Larry Clapp's Road to Lisp
I, Larry Clapp, do solemnly offer these responses to The Road to Lisp Survey:

When did you first try Lisp seriously?

Define "seriously"? I read about Lisp in college in the late 1980's in Douglas Hofstadter's book, Metamagical Themas. Based on the "specification" in that book, I wrote a small Lisp interpreter in Turbo Pascal. More recently, I read Kent Pitman's interview on Slashdot in early 2002, and got back into it.

Switch Date 2002

Which Lisp did you try?

GNU Common Lisp, CMU Common Lisp.

What led you to try Lisp?

  • Douglas Hofstadter's Metamagical Themas.
  • Kent Pitman's interview on Slashdot, and especially this question:
    7) What will it take to make Lisp fashionable again? by kfogel

    For myself and a number of friends, Lisp/Scheme programming has for too long been a kind of mystical Eden, fading in our memories, from which we have been mostly banished in our professional lives. But we can still recall how it felt to work in a language able to shape itself to any pattern our minds might ask: coding was more interesting and more expressive, and the rate of increasing returns over time was tremendous, because fine-grained -- almost continuous -- abstraction was in the nature of the language. Life was just more fun, frankly.

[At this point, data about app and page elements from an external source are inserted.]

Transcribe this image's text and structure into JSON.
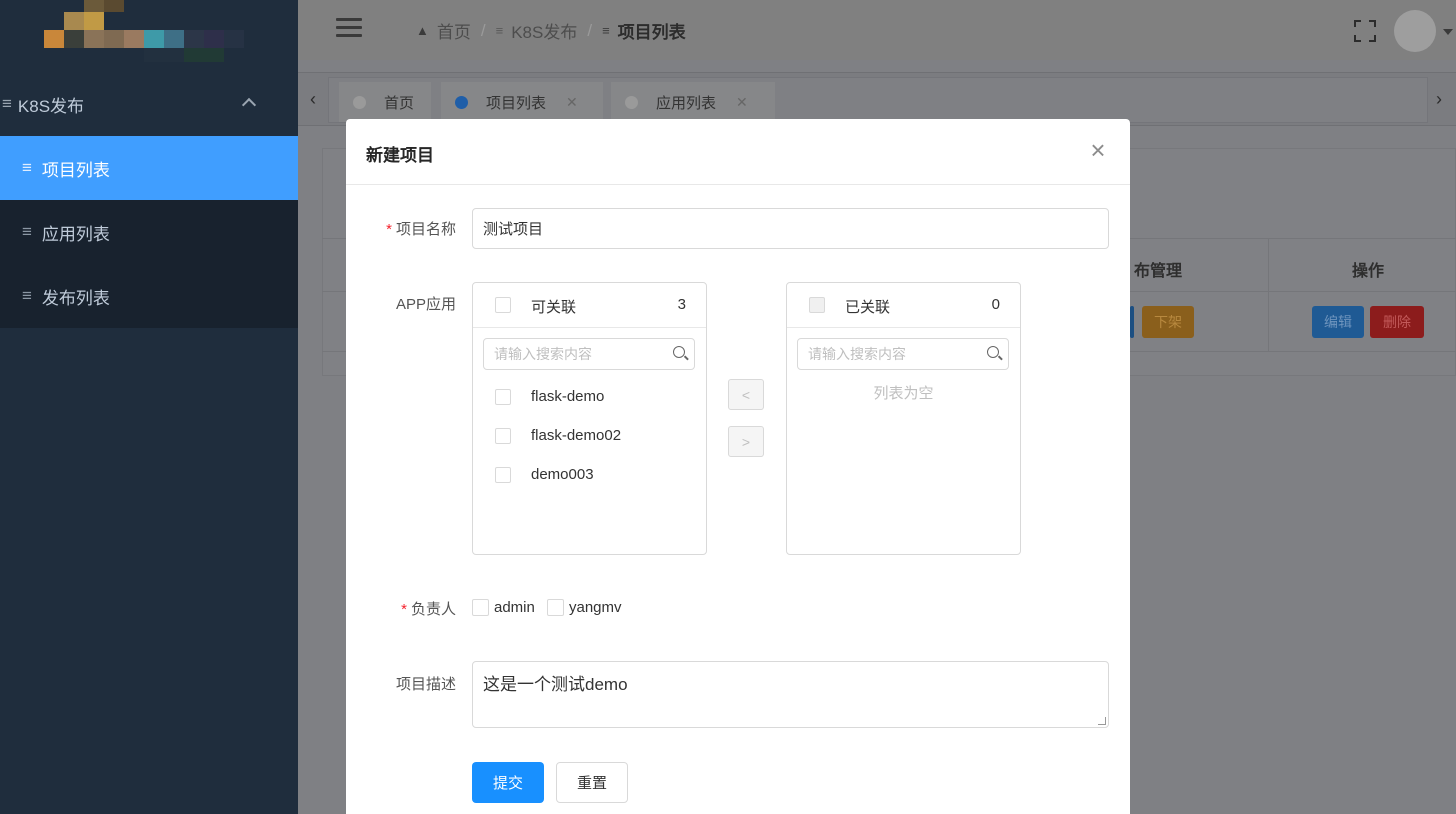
{
  "sidebar": {
    "group_label": "K8S发布",
    "items": [
      {
        "label": "项目列表",
        "active": true
      },
      {
        "label": "应用列表",
        "active": false
      },
      {
        "label": "发布列表",
        "active": false
      }
    ]
  },
  "navbar": {
    "breadcrumb": [
      "首页",
      "K8S发布",
      "项目列表"
    ]
  },
  "tags": [
    {
      "label": "首页",
      "closable": false,
      "active": false
    },
    {
      "label": "项目列表",
      "closable": true,
      "active": true
    },
    {
      "label": "应用列表",
      "closable": true,
      "active": false
    }
  ],
  "background_table": {
    "headers": [
      "布管理",
      "操作"
    ],
    "row_buttons": [
      "下架",
      "编辑",
      "删除"
    ]
  },
  "modal": {
    "title": "新建项目",
    "project_name_label": "项目名称",
    "project_name_value": "测试项目",
    "app_label": "APP应用",
    "transfer": {
      "left_title": "可关联",
      "left_count": "3",
      "right_title": "已关联",
      "right_count": "0",
      "search_placeholder": "请输入搜索内容",
      "left_items": [
        "flask-demo",
        "flask-demo02",
        "demo003"
      ],
      "right_empty_text": "列表为空",
      "move_left": "<",
      "move_right": ">"
    },
    "owner_label": "负责人",
    "owners": [
      "admin",
      "yangmv"
    ],
    "desc_label": "项目描述",
    "desc_value": "这是一个测试demo",
    "submit_label": "提交",
    "reset_label": "重置"
  },
  "colors": {
    "sidebar_bg": "#1f2d3d",
    "menu_active": "#409eff",
    "primary": "#1890ff",
    "required": "#f5222d"
  }
}
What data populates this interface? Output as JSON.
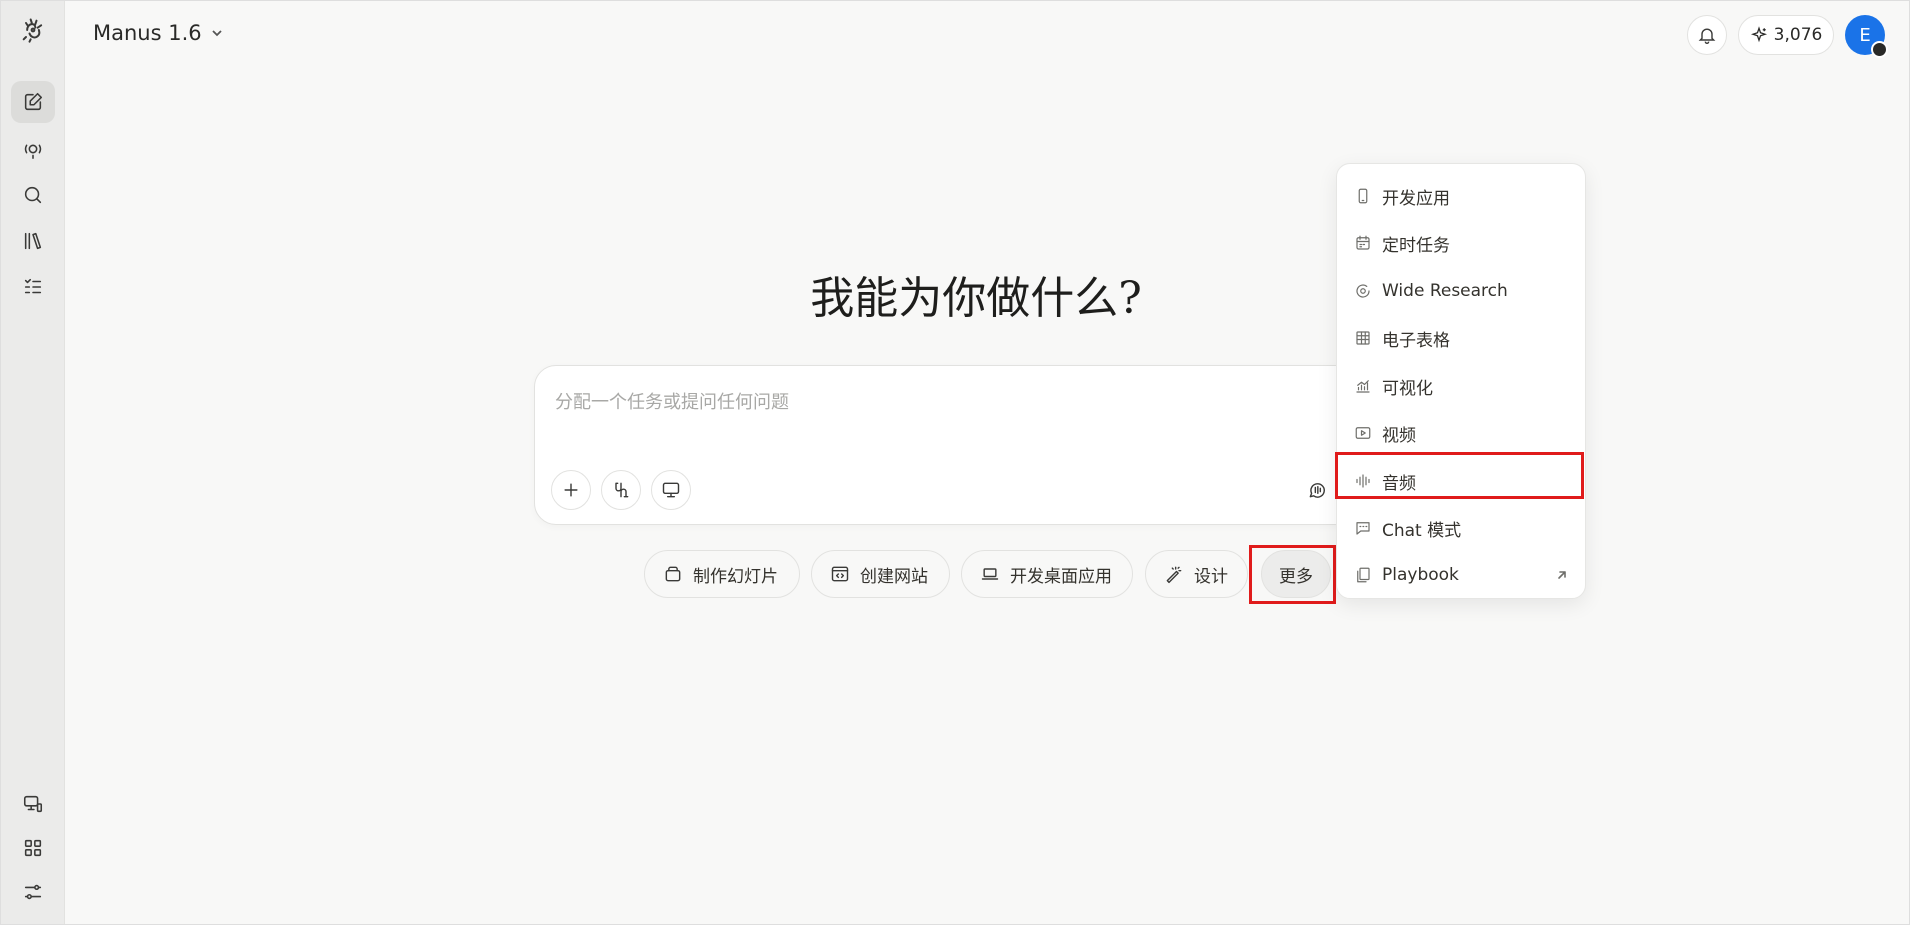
{
  "header": {
    "model_name": "Manus 1.6",
    "credits": "3,076",
    "avatar_letter": "E"
  },
  "main": {
    "headline": "我能为你做什么?",
    "input_placeholder": "分配一个任务或提问任何问题",
    "chips": [
      {
        "label": "制作幻灯片",
        "icon": "slides-icon"
      },
      {
        "label": "创建网站",
        "icon": "code-window-icon"
      },
      {
        "label": "开发桌面应用",
        "icon": "laptop-icon"
      },
      {
        "label": "设计",
        "icon": "magic-pen-icon"
      },
      {
        "label": "更多"
      }
    ]
  },
  "menu": {
    "items": [
      {
        "label": "开发应用",
        "icon": "mobile-icon"
      },
      {
        "label": "定时任务",
        "icon": "calendar-icon"
      },
      {
        "label": "Wide Research",
        "icon": "orbit-icon"
      },
      {
        "label": "电子表格",
        "icon": "table-icon"
      },
      {
        "label": "可视化",
        "icon": "chart-icon"
      },
      {
        "label": "视频",
        "icon": "video-icon"
      },
      {
        "label": "音频",
        "icon": "audio-wave-icon"
      },
      {
        "label": "Chat 模式",
        "icon": "chat-icon"
      },
      {
        "label": "Playbook",
        "icon": "playbook-icon"
      }
    ]
  },
  "colors": {
    "accent": "#1a73e8",
    "highlight": "#e01b1b",
    "background": "#f8f8f7"
  }
}
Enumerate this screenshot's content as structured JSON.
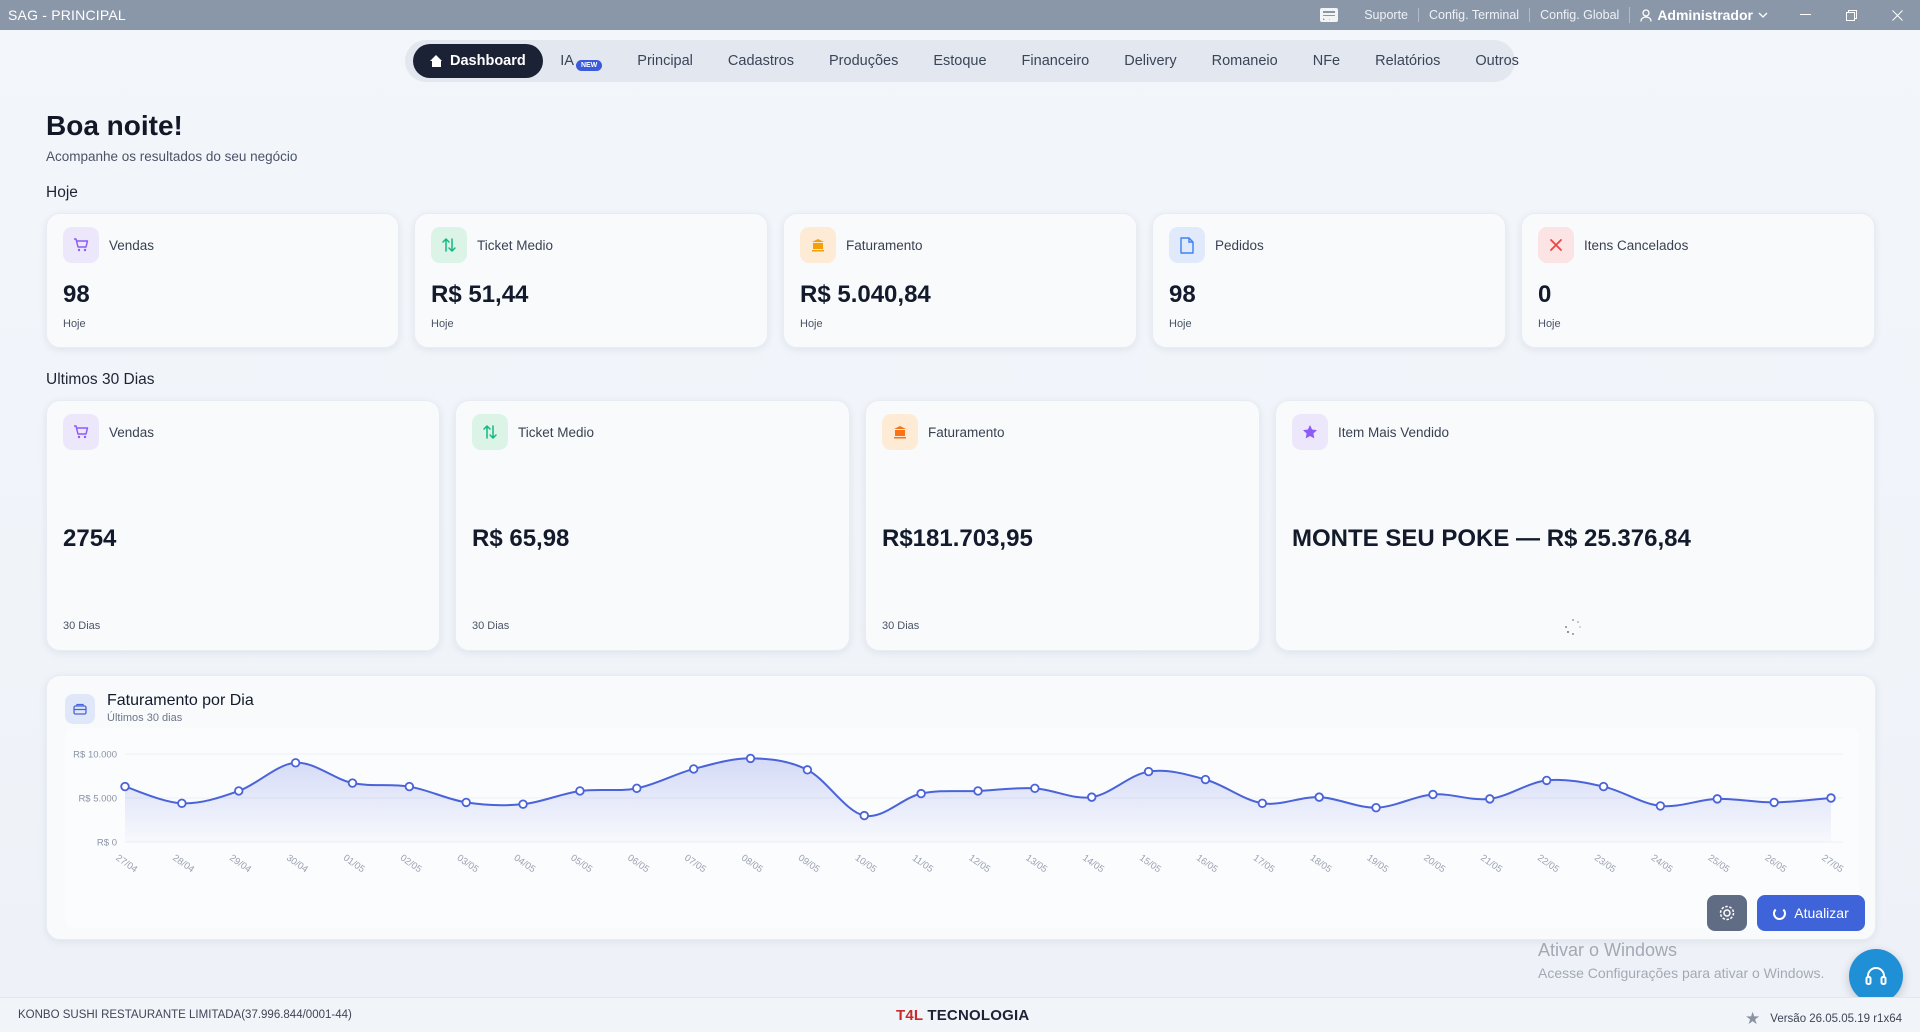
{
  "window": {
    "title": "SAG - PRINCIPAL",
    "links": [
      "Suporte",
      "Config. Terminal",
      "Config. Global"
    ],
    "user": "Administrador"
  },
  "nav": {
    "items": [
      {
        "label": "Dashboard",
        "active": true
      },
      {
        "label": "IA",
        "badge": "NEW"
      },
      {
        "label": "Principal"
      },
      {
        "label": "Cadastros"
      },
      {
        "label": "Produções"
      },
      {
        "label": "Estoque"
      },
      {
        "label": "Financeiro"
      },
      {
        "label": "Delivery"
      },
      {
        "label": "Romaneio"
      },
      {
        "label": "NFe"
      },
      {
        "label": "Relatórios"
      },
      {
        "label": "Outros"
      }
    ]
  },
  "header": {
    "greeting": "Boa noite!",
    "subtitle": "Acompanhe os resultados do seu negócio"
  },
  "today": {
    "section": "Hoje",
    "cards": [
      {
        "label": "Vendas",
        "value": "98",
        "foot": "Hoje",
        "icon": "cart-icon",
        "color": "#8b5cf6"
      },
      {
        "label": "Ticket Medio",
        "value": "R$ 51,44",
        "foot": "Hoje",
        "icon": "arrows-up-down-icon",
        "color": "#10b981"
      },
      {
        "label": "Faturamento",
        "value": "R$ 5.040,84",
        "foot": "Hoje",
        "icon": "bank-icon",
        "color": "#f59e0b"
      },
      {
        "label": "Pedidos",
        "value": "98",
        "foot": "Hoje",
        "icon": "document-icon",
        "color": "#3b82f6"
      },
      {
        "label": "Itens Cancelados",
        "value": "0",
        "foot": "Hoje",
        "icon": "close-icon",
        "color": "#ef4444"
      }
    ]
  },
  "last30": {
    "section": "Ultimos 30 Dias",
    "cards": [
      {
        "label": "Vendas",
        "value": "2754",
        "foot": "30 Dias",
        "icon": "cart-icon",
        "color": "#8b5cf6"
      },
      {
        "label": "Ticket Medio",
        "value": "R$ 65,98",
        "foot": "30 Dias",
        "icon": "arrows-up-down-icon",
        "color": "#10b981"
      },
      {
        "label": "Faturamento",
        "value": "R$181.703,95",
        "foot": "30 Dias",
        "icon": "bank-icon",
        "color": "#f97316"
      },
      {
        "label": "Item Mais Vendido",
        "value": "MONTE SEU POKE — R$ 25.376,84",
        "icon": "star-icon",
        "color": "#8b5cf6"
      }
    ]
  },
  "chart": {
    "title": "Faturamento por Dia",
    "subtitle": "Últimos 30 dias"
  },
  "chart_data": {
    "type": "line",
    "title": "Faturamento por Dia",
    "subtitle": "Últimos 30 dias",
    "x": [
      "27/04",
      "28/04",
      "29/04",
      "30/04",
      "01/05",
      "02/05",
      "03/05",
      "04/05",
      "05/05",
      "06/05",
      "07/05",
      "08/05",
      "09/05",
      "10/05",
      "11/05",
      "12/05",
      "13/05",
      "14/05",
      "15/05",
      "16/05",
      "17/05",
      "18/05",
      "19/05",
      "20/05",
      "21/05",
      "22/05",
      "23/05",
      "24/05",
      "25/05",
      "26/05",
      "27/05"
    ],
    "values": [
      6300,
      4400,
      5800,
      9000,
      6700,
      6300,
      4500,
      4300,
      5800,
      6100,
      8300,
      9500,
      8200,
      3000,
      5500,
      5800,
      6100,
      5100,
      8000,
      7100,
      4400,
      5100,
      3900,
      5400,
      4900,
      7000,
      6300,
      4100,
      4900,
      4500,
      5000
    ],
    "yticks": [
      "R$ 0",
      "R$ 5.000",
      "R$ 10.000"
    ],
    "ylim": [
      0,
      10000
    ],
    "color": "#4a63d8",
    "grid": true
  },
  "actions": {
    "refresh": "Atualizar"
  },
  "watermark": {
    "line1": "Ativar o Windows",
    "line2": "Acesse Configurações para ativar o Windows."
  },
  "status": {
    "company": "KONBO SUSHI RESTAURANTE LIMITADA(37.996.844/0001-44)",
    "brand_prefix": "T4L",
    "brand_suffix": " TECNOLOGIA",
    "version": "Versão 26.05.05.19 r1x64"
  }
}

    Alas! In our jobs and even in our personal projects, we are often forced to use C, C++, Java, Perl, or Python -- not because we prefer to write in those languages, but for two much less satisfying reasons [...]

  • Also, Graham's essay "Beating the Averages" made me dream about writing Lisp-based server apps (and making lots of money, too :).

RtL Douglas Hofstadter | RtL Kent Pitman | RtL Paul Graham

If you were trying Lisp out of unhappiness with another language, what was it and what did you not like about it, or what about Lisp were you hoping to find different?

I wanted to have fun programming again.

What other languages did you look at besides Lisp, and what did you think of them?


If you had heard bad things about Lisp before trying it, what were those things, from where did you hear them, and why did you try Lisp anyway?

"Lisp is slow". CMU CL compiles to x86 machine code; when I realized that, I didn't worry about speed any more, especially given that for the vast majority of recent coding I'd done, I'd used Perl (not a crawler, but not compiled to machine code, either).

"You have to use Emacs." I didn't really "hear this about Lisp", but lots of people mentioned ILisp, an Emacs add-on module. I've used Vi/Vim since 1991, and didn't fancy switching to Emacs. I had little confidence that the Vi emulation modes for Emacs would have the Vi-extentions to which I'd grown accustomed in Vim (though I didn't actually verify this assumption). So, I wrote VILisp, which has suited my needs, at least for the fairly rudimentary stuff I've done so far.

How far have you gotten in your study of Lisp? (I know, that is hard to measure)

I've read Graham's On Lisp, and ANSI Common Lisp. I've fiddled with some Lisp hacking in off hours, but not done much else. I've lamented the "xml is just s-expressions in drag" truism as I've fought with xml in Java at work. :-\

What do you think of Lisp so far?

I like it.